Dataset excerpts:
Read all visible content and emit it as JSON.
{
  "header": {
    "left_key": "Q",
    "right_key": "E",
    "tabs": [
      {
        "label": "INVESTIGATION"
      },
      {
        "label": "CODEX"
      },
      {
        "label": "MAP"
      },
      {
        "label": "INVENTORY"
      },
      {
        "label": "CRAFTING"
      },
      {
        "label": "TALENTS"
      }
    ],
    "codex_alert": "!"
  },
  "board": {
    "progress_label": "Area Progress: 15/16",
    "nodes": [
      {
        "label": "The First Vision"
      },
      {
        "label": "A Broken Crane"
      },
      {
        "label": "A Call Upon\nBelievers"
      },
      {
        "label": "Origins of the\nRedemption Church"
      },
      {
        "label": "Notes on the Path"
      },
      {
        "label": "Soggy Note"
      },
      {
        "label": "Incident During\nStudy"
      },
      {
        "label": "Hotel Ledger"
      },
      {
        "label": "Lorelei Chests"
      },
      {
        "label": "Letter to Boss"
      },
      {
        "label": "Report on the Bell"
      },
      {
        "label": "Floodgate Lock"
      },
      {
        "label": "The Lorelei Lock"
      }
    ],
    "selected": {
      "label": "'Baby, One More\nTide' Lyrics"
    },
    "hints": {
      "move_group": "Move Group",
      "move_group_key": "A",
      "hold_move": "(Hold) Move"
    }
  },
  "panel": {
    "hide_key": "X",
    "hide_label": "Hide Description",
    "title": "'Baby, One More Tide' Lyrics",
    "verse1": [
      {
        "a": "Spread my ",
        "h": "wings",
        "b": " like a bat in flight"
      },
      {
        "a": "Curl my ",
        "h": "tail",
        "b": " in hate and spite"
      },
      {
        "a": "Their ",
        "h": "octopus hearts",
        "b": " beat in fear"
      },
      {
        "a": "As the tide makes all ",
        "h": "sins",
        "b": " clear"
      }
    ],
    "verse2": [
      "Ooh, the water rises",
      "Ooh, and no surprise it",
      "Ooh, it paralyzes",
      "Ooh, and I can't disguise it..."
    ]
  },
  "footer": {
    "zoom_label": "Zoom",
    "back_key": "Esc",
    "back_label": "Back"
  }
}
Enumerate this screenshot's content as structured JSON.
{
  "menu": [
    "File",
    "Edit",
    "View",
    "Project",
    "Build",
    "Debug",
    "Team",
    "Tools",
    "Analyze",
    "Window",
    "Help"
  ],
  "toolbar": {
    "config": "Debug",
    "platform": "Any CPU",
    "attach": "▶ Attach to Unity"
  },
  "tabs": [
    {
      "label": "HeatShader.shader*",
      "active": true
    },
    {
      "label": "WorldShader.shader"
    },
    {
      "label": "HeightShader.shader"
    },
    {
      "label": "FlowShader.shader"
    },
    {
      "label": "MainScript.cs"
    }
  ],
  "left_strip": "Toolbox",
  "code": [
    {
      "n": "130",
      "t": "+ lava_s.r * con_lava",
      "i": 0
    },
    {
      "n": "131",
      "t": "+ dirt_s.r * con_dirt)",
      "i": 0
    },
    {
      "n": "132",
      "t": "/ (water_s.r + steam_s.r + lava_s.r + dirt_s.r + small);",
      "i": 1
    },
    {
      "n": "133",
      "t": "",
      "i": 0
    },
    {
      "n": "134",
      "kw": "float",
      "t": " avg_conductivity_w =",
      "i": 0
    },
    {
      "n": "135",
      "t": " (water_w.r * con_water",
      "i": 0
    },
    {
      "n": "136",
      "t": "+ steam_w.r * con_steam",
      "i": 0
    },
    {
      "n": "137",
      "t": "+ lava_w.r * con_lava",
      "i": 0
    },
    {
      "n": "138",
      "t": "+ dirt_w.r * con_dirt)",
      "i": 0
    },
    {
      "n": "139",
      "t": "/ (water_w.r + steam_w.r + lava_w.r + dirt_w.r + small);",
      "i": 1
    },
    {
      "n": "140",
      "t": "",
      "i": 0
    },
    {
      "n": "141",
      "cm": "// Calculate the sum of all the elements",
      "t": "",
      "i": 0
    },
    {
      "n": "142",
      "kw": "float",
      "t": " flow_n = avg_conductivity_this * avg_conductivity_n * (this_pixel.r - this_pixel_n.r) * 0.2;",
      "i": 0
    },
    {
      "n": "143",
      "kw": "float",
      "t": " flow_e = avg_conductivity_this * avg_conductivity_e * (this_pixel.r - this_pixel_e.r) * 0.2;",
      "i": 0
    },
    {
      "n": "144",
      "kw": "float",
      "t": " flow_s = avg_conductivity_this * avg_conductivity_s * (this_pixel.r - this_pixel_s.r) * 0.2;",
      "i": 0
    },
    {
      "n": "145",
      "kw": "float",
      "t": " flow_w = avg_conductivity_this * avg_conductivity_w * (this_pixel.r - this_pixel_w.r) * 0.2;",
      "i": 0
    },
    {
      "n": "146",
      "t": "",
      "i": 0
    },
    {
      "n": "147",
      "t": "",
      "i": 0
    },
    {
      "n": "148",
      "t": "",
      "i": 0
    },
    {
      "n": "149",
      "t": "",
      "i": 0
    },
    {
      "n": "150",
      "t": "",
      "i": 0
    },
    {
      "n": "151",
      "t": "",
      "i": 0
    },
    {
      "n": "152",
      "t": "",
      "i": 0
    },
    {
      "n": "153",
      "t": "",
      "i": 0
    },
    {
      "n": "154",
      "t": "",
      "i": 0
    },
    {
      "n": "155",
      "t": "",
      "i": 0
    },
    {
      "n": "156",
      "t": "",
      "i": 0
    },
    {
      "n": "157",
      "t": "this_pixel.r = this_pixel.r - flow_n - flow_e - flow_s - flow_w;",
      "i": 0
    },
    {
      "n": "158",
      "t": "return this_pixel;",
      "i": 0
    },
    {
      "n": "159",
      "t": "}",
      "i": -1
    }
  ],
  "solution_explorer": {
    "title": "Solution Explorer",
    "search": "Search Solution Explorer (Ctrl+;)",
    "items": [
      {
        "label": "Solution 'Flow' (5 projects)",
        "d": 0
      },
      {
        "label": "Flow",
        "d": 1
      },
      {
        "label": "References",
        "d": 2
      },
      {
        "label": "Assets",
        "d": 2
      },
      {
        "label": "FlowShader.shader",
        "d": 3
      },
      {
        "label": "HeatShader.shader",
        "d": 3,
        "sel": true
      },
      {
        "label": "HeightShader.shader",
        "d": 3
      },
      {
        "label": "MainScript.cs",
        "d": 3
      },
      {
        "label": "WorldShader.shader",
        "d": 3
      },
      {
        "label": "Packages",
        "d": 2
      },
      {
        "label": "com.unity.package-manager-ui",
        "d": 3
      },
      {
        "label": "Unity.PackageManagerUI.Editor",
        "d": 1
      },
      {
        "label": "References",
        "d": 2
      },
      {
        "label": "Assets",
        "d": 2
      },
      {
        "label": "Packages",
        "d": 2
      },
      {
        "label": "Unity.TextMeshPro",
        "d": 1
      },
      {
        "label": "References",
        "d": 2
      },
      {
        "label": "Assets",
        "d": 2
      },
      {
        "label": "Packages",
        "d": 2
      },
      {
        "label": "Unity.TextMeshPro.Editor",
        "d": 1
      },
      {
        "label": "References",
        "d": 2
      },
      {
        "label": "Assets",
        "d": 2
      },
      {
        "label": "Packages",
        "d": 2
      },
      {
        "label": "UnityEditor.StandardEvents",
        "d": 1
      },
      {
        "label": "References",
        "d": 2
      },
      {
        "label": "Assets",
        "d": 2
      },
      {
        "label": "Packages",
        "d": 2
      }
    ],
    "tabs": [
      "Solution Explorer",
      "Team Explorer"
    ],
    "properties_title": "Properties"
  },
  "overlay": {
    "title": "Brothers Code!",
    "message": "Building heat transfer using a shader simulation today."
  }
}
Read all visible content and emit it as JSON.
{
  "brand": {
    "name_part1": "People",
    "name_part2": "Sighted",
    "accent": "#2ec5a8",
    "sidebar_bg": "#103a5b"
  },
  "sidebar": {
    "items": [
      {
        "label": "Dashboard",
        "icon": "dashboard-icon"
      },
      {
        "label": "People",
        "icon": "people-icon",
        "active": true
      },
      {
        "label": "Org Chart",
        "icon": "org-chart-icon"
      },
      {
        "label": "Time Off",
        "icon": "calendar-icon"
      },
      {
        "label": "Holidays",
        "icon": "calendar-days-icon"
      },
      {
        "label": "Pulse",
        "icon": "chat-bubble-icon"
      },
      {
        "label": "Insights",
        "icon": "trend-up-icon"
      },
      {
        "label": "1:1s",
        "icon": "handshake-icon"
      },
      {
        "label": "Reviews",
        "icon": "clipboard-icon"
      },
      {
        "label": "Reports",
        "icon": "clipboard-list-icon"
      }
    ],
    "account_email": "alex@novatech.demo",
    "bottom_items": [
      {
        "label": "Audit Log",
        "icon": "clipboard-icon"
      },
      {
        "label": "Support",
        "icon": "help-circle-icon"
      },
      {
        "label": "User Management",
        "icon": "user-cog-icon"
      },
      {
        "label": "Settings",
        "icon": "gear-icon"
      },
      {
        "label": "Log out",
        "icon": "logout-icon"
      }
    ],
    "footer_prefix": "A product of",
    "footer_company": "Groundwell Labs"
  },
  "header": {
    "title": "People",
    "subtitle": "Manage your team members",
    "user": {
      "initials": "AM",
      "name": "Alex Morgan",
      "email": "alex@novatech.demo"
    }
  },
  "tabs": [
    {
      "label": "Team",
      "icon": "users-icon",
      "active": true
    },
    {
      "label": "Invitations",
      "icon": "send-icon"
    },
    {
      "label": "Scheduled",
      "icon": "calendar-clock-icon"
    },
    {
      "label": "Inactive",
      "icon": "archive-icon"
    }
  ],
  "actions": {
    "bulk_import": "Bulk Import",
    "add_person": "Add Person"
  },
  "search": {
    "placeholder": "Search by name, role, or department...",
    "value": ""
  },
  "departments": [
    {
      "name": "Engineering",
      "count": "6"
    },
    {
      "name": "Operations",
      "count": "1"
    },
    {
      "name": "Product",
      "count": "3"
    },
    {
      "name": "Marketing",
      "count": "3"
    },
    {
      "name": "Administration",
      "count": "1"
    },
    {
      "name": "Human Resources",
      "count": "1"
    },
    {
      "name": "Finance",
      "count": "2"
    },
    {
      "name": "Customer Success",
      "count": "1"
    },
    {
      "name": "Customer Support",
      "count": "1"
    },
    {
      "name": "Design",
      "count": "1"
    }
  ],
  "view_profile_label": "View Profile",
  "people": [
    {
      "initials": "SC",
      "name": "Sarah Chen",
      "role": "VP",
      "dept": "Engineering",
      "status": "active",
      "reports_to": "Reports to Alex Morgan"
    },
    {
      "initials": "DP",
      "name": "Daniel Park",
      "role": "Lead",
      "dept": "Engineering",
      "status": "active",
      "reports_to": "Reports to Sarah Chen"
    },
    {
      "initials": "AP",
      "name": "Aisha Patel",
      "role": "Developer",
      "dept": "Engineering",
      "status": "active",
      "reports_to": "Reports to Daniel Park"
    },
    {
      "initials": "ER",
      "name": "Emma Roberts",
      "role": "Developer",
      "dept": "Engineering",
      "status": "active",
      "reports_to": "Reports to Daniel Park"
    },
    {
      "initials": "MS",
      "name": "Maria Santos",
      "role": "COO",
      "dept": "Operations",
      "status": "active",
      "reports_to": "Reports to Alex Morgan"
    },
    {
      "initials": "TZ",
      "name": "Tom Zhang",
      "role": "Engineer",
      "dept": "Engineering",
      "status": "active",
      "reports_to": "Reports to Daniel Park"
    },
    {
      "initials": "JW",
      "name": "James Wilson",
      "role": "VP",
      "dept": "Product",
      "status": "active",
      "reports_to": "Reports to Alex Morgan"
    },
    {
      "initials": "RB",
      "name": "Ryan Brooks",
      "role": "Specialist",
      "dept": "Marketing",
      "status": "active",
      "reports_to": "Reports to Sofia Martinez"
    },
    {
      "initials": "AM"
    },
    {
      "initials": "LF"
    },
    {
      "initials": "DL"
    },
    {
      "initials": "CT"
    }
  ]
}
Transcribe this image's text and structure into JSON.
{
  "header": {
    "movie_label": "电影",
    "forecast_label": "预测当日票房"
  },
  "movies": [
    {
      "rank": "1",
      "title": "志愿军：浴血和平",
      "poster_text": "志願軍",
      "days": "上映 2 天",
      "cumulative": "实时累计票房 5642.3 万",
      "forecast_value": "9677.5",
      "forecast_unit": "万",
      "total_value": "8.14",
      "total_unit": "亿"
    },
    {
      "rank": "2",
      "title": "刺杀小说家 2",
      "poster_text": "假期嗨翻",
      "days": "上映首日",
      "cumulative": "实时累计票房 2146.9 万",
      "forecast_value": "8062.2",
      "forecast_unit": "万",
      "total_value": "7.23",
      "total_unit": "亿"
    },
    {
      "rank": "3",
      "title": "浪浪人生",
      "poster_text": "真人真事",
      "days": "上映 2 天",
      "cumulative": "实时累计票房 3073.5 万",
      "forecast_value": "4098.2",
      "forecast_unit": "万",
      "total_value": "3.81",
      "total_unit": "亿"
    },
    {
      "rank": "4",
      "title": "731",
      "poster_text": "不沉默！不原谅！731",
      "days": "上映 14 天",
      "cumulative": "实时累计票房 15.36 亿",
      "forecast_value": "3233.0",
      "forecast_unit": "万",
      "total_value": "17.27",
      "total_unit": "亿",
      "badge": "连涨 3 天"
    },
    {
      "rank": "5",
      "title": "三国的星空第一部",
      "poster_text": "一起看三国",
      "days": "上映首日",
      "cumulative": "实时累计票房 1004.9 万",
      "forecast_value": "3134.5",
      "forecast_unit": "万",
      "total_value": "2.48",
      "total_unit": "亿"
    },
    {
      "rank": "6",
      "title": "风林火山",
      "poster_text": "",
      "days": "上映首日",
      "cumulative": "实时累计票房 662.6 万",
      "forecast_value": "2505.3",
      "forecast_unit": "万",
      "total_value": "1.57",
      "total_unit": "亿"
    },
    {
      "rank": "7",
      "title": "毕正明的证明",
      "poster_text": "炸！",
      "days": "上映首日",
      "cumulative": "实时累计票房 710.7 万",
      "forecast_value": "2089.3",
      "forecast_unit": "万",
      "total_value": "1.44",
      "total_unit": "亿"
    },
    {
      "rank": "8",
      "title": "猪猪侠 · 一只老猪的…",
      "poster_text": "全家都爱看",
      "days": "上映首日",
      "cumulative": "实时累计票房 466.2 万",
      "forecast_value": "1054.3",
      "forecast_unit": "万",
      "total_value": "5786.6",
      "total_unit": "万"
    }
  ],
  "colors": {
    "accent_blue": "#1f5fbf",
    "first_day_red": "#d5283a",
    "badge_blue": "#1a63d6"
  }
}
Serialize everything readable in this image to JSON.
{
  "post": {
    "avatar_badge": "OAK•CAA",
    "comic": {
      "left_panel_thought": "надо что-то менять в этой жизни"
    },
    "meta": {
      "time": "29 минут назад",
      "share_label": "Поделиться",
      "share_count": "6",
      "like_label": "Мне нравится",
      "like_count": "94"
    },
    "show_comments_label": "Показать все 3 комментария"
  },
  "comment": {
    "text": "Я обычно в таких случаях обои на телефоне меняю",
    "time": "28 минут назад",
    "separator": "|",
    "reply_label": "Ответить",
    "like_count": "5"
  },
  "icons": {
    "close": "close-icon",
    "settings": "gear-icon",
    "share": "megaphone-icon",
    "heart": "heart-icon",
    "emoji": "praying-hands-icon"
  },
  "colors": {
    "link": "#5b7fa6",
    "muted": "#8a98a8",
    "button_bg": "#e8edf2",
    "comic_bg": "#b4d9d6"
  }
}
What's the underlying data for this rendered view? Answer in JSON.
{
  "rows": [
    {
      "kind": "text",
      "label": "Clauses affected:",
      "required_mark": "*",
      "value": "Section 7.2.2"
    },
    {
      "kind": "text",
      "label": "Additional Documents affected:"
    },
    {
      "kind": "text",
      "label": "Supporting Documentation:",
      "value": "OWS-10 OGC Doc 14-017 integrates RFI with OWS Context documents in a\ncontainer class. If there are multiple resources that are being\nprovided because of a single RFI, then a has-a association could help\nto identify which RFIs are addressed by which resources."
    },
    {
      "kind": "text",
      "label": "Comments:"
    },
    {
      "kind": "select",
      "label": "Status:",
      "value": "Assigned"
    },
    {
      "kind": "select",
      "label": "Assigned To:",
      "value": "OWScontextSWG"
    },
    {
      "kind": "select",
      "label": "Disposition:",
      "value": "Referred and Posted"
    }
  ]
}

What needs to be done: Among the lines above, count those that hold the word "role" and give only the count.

Response to the exercise: 9